  • Han SL

    Your article gas been very helpful. Tks so much
    I am not aware that I need to wear compression if I want to exercise as the physiotherapist did not mention it at all

    What kind of compression sock is needed if I want to do Zumba or light logging ?

    I love hiking n am not sure if it is safe n ok for me to continue with this ? Is hiking for 6-7 hours ?

    • Joachim Zuther

      The type and class of compression garment depends on your personal situation. You should wear your garment during exercise. As long as you are wearing compression, it is perfectly fine to go hiking.

  • Jean LaBarr

    I was told that I have lymphedema in my legs foot and toes. They didn’t perform a test that confirms this diagnosis. I’ve only had tests to see if I had a heart problem, venous insufficiency, which showed a minor problem. I have been wearing compression stockings during the day and I wrap my left foot and toes every night. They look ok in the morning, but at night my toe swells up, which looks like it is being strangled by the fluid buildup.

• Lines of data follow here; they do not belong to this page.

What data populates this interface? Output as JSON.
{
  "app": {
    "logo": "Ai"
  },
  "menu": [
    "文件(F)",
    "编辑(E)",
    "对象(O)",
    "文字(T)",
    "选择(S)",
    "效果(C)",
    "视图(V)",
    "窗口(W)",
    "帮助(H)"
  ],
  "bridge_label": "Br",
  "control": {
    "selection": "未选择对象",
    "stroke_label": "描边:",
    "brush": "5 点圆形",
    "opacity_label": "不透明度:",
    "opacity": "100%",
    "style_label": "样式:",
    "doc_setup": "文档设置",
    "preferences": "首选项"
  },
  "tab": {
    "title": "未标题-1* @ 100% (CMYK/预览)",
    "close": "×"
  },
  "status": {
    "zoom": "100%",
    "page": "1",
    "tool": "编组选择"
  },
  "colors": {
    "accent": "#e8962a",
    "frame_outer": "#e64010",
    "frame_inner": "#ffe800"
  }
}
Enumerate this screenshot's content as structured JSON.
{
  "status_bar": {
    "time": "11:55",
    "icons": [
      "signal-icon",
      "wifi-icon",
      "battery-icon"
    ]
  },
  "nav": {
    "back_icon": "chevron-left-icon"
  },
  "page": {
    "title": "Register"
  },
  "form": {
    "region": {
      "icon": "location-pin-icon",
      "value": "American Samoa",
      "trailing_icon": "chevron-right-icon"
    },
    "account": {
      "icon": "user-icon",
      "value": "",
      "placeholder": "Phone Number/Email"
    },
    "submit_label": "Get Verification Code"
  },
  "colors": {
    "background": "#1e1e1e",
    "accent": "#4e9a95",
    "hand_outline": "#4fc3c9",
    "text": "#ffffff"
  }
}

Is this lymphedema or is it something else?
    There are no doctors around that I know of, that know anything about lymphedema. Can you help me?

  • Carmen

    If I exercise on a stationary bicycle for 1/2 an hour with my compeession thigh high stockings I presume I have to wait before taking them off ?
    How much time should I wait ? and if it is proper to raise my legs in the meantime
    Much appreciated !

    • Joachim Zuther

      In general, compression garments should be worn during the day and not be taken off until going to bed

  • Carmen

    Thanks !
    Should I raise my legs afterwards ?
    I was thinking after the exercise to take them off to take a shower and putting them on again